3. How much can I spend? Whether your budget is just $500 or you can spend $6,000 makes a big difference in the camera bodies you can get. Always spend as much as you can. Keep in mind that it's better to spend more on your lenses as you'll keep these a lot longer than you do a body because of the updates to the bodies every couple of years. Evenso, you want to spend as much as you're comfortable with as the more you spend the higher the quality of the equipment. Remember that equipment depreciates fairly quicky, especially bodies when they get two versions or more older. Look at the comparisons of what I'm offering my two bodies for. Some hold their value better than others. A good equipment expense ratio to keep in mind is about 30% for bodies and 70% for lenses in your arsenal.

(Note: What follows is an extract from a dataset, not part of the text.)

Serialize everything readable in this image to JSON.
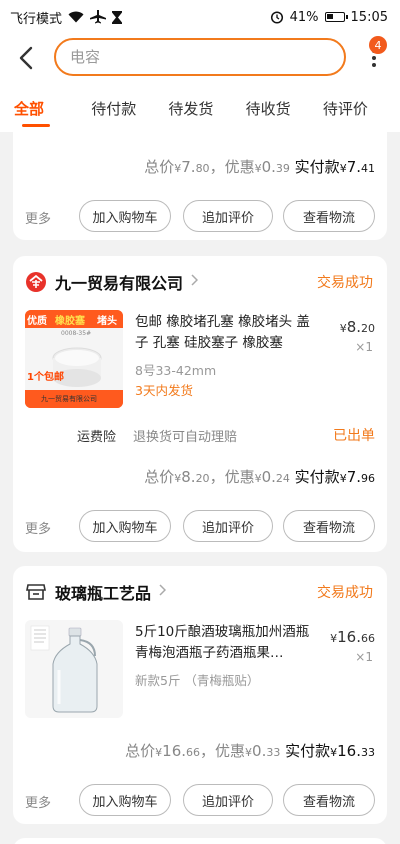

4. Is your current camera holding you back? When I switched to the 5D III, what I was using for night photography was not keeping up with what I was doing so a major change was needed. Today, the technology is always improving so the quality of work produced is even better. ISO capabilities, dynamic range, noise and more are good reasons to think about getting a new body along with frame rate and autofocus. The return of investment of your old body if you plan to sell again should be considered with this question.

5. Do you need high end video capabilities? The latest round of bodies have extremely powerful video options. I never shoot video (maybe one day) but those who do should look at what the cameras out now have to offer. This could be the one feature that drives people to a new body, no matter what the price range.

6. Is camera size and weight important? Many people are switching over to the micro 4/3 bodies because of this. The size of the equipment bag is much smaller for these users than of those with a DSLR. No, great wildlife photography won't be a major component of their shooting, but landscape, nature and people shooting can be done with these lighter bodies. Also, some DSLR bodies weigh more than others. I know some peopple who cut back on lenses and bodies just because of the weight.

7. What features do I need? There is a big list of features camera bodies are coming out with today that make shooting so much easier. The list includes: easy manual override, built-in intervalometer, multiple exposure, advanced focus modes, type of memory cards, in-camera HDR, GPS, WiFi, High ISO, video, flash options, how the camera feels, button placement, low light capabilities. There are more than this but this gives you an idea of some things to look for if you want them.

8. DO YOU NEED IT? Is this a want or need purchase? If your current body works fine for what you do, you don't make a living off of your camera and need somewhat new equipment and having to have the latest technology is not that important, then you've answered your question. Compare what's available and make the best decision for you and your situation.